Input material section start

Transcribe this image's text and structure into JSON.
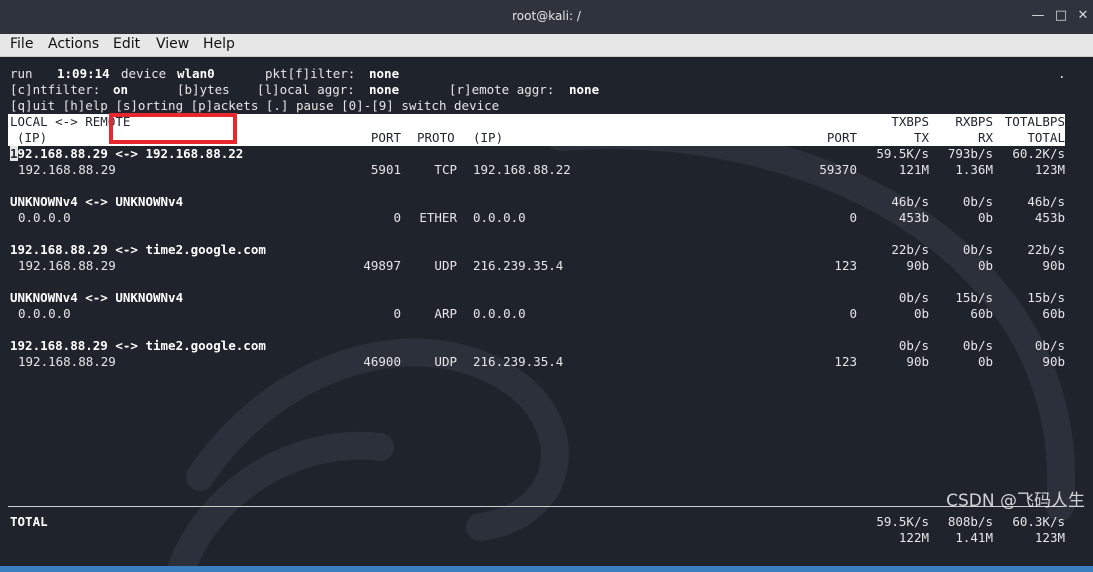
{
  "window": {
    "title": "root@kali: /"
  },
  "menu": [
    {
      "label": "File"
    },
    {
      "label": "Actions"
    },
    {
      "label": "Edit"
    },
    {
      "label": "View"
    },
    {
      "label": "Help"
    }
  ],
  "status": {
    "run_label": "run",
    "run_time": "1:09:14",
    "device_label": "device",
    "device_value": "wlan0",
    "pktfilter_label": "pkt[f]ilter:",
    "pktfilter_value": "none",
    "dot": ".",
    "cntfilter_label": "[c]ntfilter:",
    "cntfilter_value": "on",
    "bytes_label": "[b]ytes",
    "local_aggr_label": "[l]ocal aggr:",
    "local_aggr_value": "none",
    "remote_aggr_label": "[r]emote aggr:",
    "remote_aggr_value": "none",
    "help_line": "[q]uit [h]elp [s]orting [p]ackets [.] pause [0]-[9] switch device"
  },
  "header": {
    "local_remote": "LOCAL <-> REMOTE",
    "ip1": "(IP)",
    "port1": "PORT",
    "proto": "PROTO",
    "ip2": "(IP)",
    "port2": "PORT",
    "txbps": "TXBPS",
    "rxbps": "RXBPS",
    "totalbps": "TOTALBPS",
    "tx": "TX",
    "rx": "RX",
    "total": "TOTAL"
  },
  "flows": [
    {
      "title": "192.168.88.29 <-> 192.168.88.22",
      "cursor": "1",
      "title_rest": "92.168.88.29 <-> 192.168.88.22",
      "lip": "192.168.88.29",
      "lport": "5901",
      "proto": "TCP",
      "rip": "192.168.88.22",
      "rport": "59370",
      "txbps": "59.5K/s",
      "rxbps": "793b/s",
      "totbps": "60.2K/s",
      "tx": "121M",
      "rx": "1.36M",
      "tot": "123M"
    },
    {
      "title": "UNKNOWNv4 <-> UNKNOWNv4",
      "cursor": "",
      "title_rest": "UNKNOWNv4 <-> UNKNOWNv4",
      "lip": "0.0.0.0",
      "lport": "0",
      "proto": "ETHER",
      "rip": "0.0.0.0",
      "rport": "0",
      "txbps": "46b/s",
      "rxbps": "0b/s",
      "totbps": "46b/s",
      "tx": "453b",
      "rx": "0b",
      "tot": "453b"
    },
    {
      "title": "192.168.88.29 <-> time2.google.com",
      "cursor": "",
      "title_rest": "192.168.88.29 <-> time2.google.com",
      "lip": "192.168.88.29",
      "lport": "49897",
      "proto": "UDP",
      "rip": "216.239.35.4",
      "rport": "123",
      "txbps": "22b/s",
      "rxbps": "0b/s",
      "totbps": "22b/s",
      "tx": "90b",
      "rx": "0b",
      "tot": "90b"
    },
    {
      "title": "UNKNOWNv4 <-> UNKNOWNv4",
      "cursor": "",
      "title_rest": "UNKNOWNv4 <-> UNKNOWNv4",
      "lip": "0.0.0.0",
      "lport": "0",
      "proto": "ARP",
      "rip": "0.0.0.0",
      "rport": "0",
      "txbps": "0b/s",
      "rxbps": "15b/s",
      "totbps": "15b/s",
      "tx": "0b",
      "rx": "60b",
      "tot": "60b"
    },
    {
      "title": "192.168.88.29 <-> time2.google.com",
      "cursor": "",
      "title_rest": "192.168.88.29 <-> time2.google.com",
      "lip": "192.168.88.29",
      "lport": "46900",
      "proto": "UDP",
      "rip": "216.239.35.4",
      "rport": "123",
      "txbps": "0b/s",
      "rxbps": "0b/s",
      "totbps": "0b/s",
      "tx": "90b",
      "rx": "0b",
      "tot": "90b"
    }
  ],
  "total": {
    "label": "TOTAL",
    "txbps": "59.5K/s",
    "rxbps": "808b/s",
    "totbps": "60.3K/s",
    "tx": "122M",
    "rx": "1.41M",
    "tot": "123M"
  },
  "watermark": "CSDN @飞码人生",
  "colors": {
    "highlight_box": "#e8262d",
    "terminal_bg": "#1f232c"
  }
}
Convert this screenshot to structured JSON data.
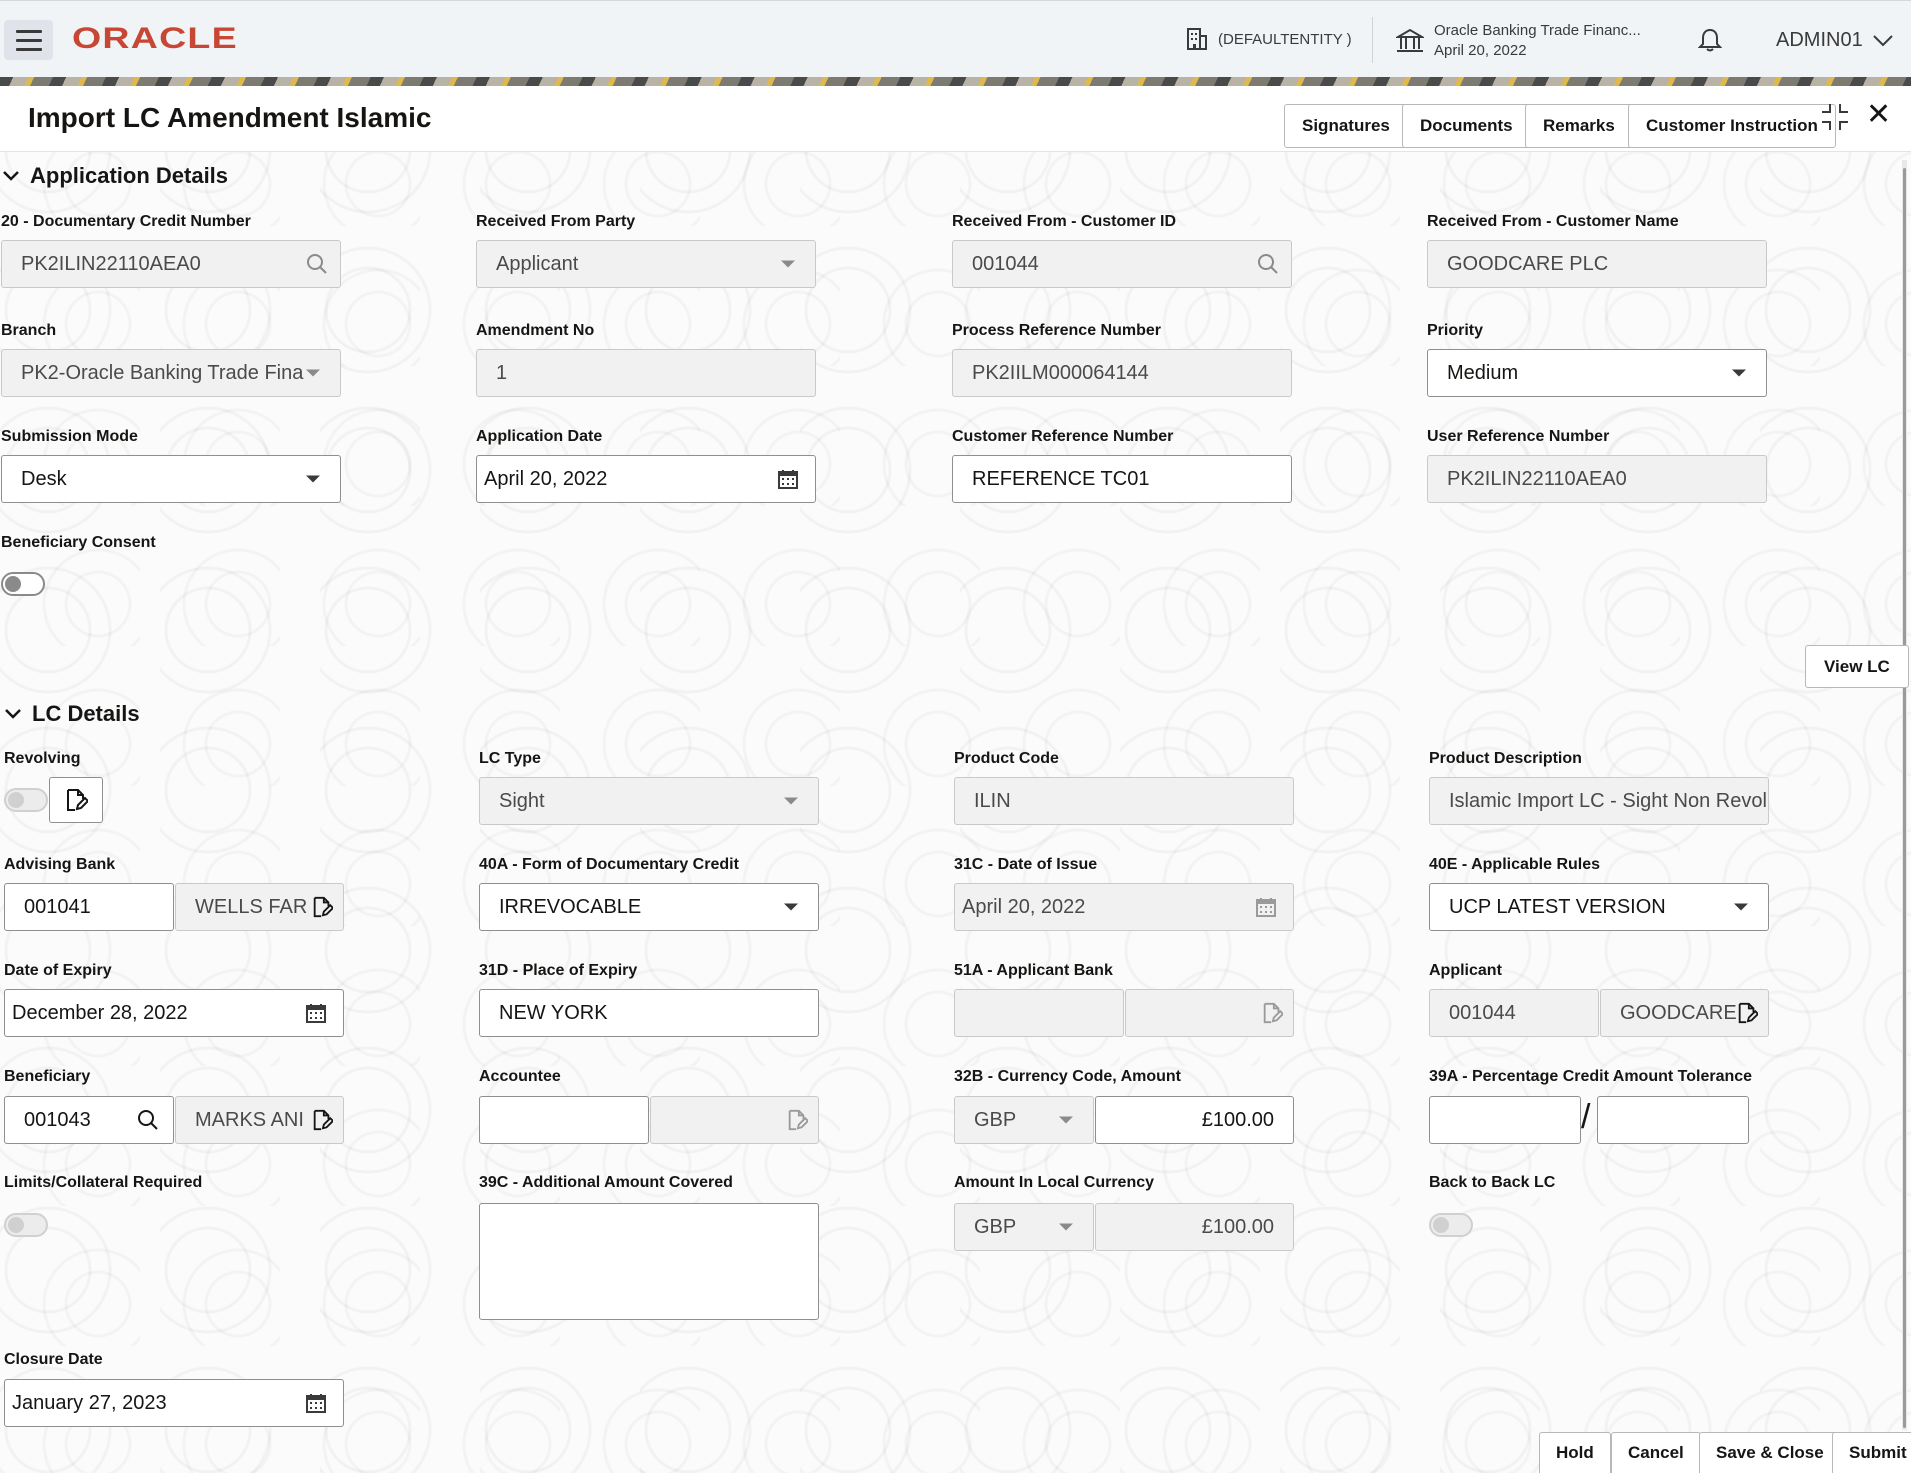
{
  "topbar": {
    "logo": "ORACLE",
    "entity": "(DEFAULTENTITY )",
    "bank_name": "Oracle Banking Trade Financ...",
    "bank_date": "April 20, 2022",
    "user": "ADMIN01"
  },
  "header": {
    "title": "Import LC Amendment Islamic",
    "buttons": {
      "signatures": "Signatures",
      "documents": "Documents",
      "remarks": "Remarks",
      "customer_instruction": "Customer Instruction"
    }
  },
  "application_details": {
    "title": "Application Details",
    "documentary_credit_number": {
      "label": "20 - Documentary Credit Number",
      "value": "PK2ILIN22110AEA0"
    },
    "received_from_party": {
      "label": "Received From Party",
      "value": "Applicant"
    },
    "received_from_customer_id": {
      "label": "Received From - Customer ID",
      "value": "001044"
    },
    "received_from_customer_name": {
      "label": "Received From - Customer Name",
      "value": "GOODCARE PLC"
    },
    "branch": {
      "label": "Branch",
      "value": "PK2-Oracle Banking Trade Fina"
    },
    "amendment_no": {
      "label": "Amendment No",
      "value": "1"
    },
    "process_reference_number": {
      "label": "Process Reference Number",
      "value": "PK2IILM000064144"
    },
    "priority": {
      "label": "Priority",
      "value": "Medium"
    },
    "submission_mode": {
      "label": "Submission Mode",
      "value": "Desk"
    },
    "application_date": {
      "label": "Application Date",
      "value": "April 20, 2022"
    },
    "customer_reference_number": {
      "label": "Customer Reference Number",
      "value": "REFERENCE TC01"
    },
    "user_reference_number": {
      "label": "User Reference Number",
      "value": "PK2ILIN22110AEA0"
    },
    "beneficiary_consent": {
      "label": "Beneficiary Consent",
      "on": false
    },
    "view_lc": "View LC"
  },
  "lc_details": {
    "title": "LC Details",
    "revolving": {
      "label": "Revolving",
      "on": false
    },
    "lc_type": {
      "label": "LC Type",
      "value": "Sight"
    },
    "product_code": {
      "label": "Product Code",
      "value": "ILIN"
    },
    "product_description": {
      "label": "Product Description",
      "value": "Islamic Import LC - Sight Non Revol"
    },
    "advising_bank": {
      "label": "Advising Bank",
      "id": "001041",
      "name": "WELLS FAR"
    },
    "form_of_credit": {
      "label": "40A - Form of Documentary Credit",
      "value": "IRREVOCABLE"
    },
    "date_of_issue": {
      "label": "31C - Date of Issue",
      "value": "April 20, 2022"
    },
    "applicable_rules": {
      "label": "40E - Applicable Rules",
      "value": "UCP LATEST VERSION"
    },
    "date_of_expiry": {
      "label": "Date of Expiry",
      "value": "December 28, 2022"
    },
    "place_of_expiry": {
      "label": "31D - Place of Expiry",
      "value": "NEW YORK"
    },
    "applicant_bank": {
      "label": "51A - Applicant Bank",
      "id": "",
      "name": ""
    },
    "applicant": {
      "label": "Applicant",
      "id": "001044",
      "name": "GOODCARE"
    },
    "beneficiary": {
      "label": "Beneficiary",
      "id": "001043",
      "name": "MARKS ANI"
    },
    "accountee": {
      "label": "Accountee",
      "id": "",
      "name": ""
    },
    "currency_amount": {
      "label": "32B - Currency Code, Amount",
      "currency": "GBP",
      "amount": "£100.00"
    },
    "tolerance": {
      "label": "39A - Percentage Credit Amount Tolerance",
      "plus": "",
      "minus": "",
      "separator": "/"
    },
    "limits_collateral": {
      "label": "Limits/Collateral Required",
      "on": false
    },
    "additional_amount": {
      "label": "39C - Additional Amount Covered",
      "value": ""
    },
    "amount_local": {
      "label": "Amount In Local Currency",
      "currency": "GBP",
      "amount": "£100.00"
    },
    "back_to_back": {
      "label": "Back to Back LC",
      "on": false
    },
    "closure_date": {
      "label": "Closure Date",
      "value": "January 27, 2023"
    }
  },
  "footer": {
    "hold": "Hold",
    "cancel": "Cancel",
    "save_close": "Save & Close",
    "submit": "Submit"
  },
  "colors": {
    "brand": "#c74634",
    "topbar": "#f1f4f7",
    "disabled_field": "#f1f1f1"
  }
}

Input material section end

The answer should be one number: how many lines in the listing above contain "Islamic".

*Written solution*:
2